This isn’t the only potential breakthrough for AMD treatment. Other studies are also underway to develop and test more convenient and consistent methods of delivering treatment to people with wAMD.
In other gene therapy trials, scientists have been testing methods of surgically administering gene therapy under the retina, rather than using an injection that can be administered in a doctor’s office.
Scientists have also been studying a treatment approach known as the Port Delivery System, in which an urnlike reservoir is implanted in the eye and periodically filled with medication. This medication is meant to slowly diffuse into the eye, reducing the need for frequent treatments.
“Time will quickly tell if one of those treatment models, or more than one of them, will end up helping our patients,” Garg said.
But for now, he emphasizes the importance of getting early and consistent treatment with the injections that are currently available.
When patients seek treatment early and follow their recommended injection schedule, it can prevent additional vision loss and sometimes reverse vision loss that’s already occurred.
“Most patients don’t mind coming in, because they know the current medicine helps them a lot,” Garg said.

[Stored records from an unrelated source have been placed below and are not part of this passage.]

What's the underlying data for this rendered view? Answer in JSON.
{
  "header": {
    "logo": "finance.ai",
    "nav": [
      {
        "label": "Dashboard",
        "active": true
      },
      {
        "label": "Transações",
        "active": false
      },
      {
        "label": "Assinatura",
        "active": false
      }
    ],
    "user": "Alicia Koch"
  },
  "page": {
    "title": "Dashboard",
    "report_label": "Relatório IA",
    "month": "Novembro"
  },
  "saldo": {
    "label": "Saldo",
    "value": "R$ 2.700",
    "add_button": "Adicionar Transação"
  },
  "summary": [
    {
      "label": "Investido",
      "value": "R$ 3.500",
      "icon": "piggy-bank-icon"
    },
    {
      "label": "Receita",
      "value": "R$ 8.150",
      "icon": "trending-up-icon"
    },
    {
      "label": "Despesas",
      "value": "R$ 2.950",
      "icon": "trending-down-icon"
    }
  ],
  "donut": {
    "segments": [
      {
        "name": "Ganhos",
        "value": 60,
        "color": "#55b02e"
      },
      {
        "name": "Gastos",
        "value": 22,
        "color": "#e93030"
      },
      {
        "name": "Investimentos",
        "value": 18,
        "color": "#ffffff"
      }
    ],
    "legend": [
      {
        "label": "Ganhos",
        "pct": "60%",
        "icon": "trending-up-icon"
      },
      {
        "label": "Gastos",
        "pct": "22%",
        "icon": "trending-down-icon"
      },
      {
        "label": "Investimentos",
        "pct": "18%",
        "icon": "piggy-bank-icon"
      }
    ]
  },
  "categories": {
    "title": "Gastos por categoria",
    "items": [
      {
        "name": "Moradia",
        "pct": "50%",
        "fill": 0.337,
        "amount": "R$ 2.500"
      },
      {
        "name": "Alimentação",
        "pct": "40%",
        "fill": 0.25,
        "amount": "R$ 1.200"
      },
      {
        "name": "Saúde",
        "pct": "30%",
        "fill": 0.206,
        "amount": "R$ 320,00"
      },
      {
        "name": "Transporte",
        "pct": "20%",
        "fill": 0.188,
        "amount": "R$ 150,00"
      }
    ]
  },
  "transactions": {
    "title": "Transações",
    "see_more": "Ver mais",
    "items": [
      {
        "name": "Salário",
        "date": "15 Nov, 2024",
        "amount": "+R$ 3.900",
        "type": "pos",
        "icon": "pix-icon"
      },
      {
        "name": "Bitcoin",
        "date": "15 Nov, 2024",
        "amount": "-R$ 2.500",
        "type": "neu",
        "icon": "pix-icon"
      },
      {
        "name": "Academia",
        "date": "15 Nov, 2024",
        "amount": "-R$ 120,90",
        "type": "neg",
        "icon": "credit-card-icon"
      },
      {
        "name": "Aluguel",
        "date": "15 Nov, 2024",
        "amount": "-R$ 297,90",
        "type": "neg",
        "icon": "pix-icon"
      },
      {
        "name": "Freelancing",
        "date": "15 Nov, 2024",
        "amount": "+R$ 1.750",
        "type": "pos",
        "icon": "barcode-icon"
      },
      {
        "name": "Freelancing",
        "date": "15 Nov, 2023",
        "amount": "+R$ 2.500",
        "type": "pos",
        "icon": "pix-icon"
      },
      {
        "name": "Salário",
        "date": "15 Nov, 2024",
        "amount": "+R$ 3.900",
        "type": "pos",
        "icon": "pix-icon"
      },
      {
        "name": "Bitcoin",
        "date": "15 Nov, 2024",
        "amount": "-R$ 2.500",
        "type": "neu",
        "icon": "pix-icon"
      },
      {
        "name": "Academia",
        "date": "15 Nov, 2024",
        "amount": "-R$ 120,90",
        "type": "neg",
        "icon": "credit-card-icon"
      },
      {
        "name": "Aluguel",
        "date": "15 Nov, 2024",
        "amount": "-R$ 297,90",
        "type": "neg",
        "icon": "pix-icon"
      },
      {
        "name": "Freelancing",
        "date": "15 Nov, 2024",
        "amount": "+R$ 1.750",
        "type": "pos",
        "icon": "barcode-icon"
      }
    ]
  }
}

“If we start to treat it earlier, that makes a huge difference to long-term outlook,” he added.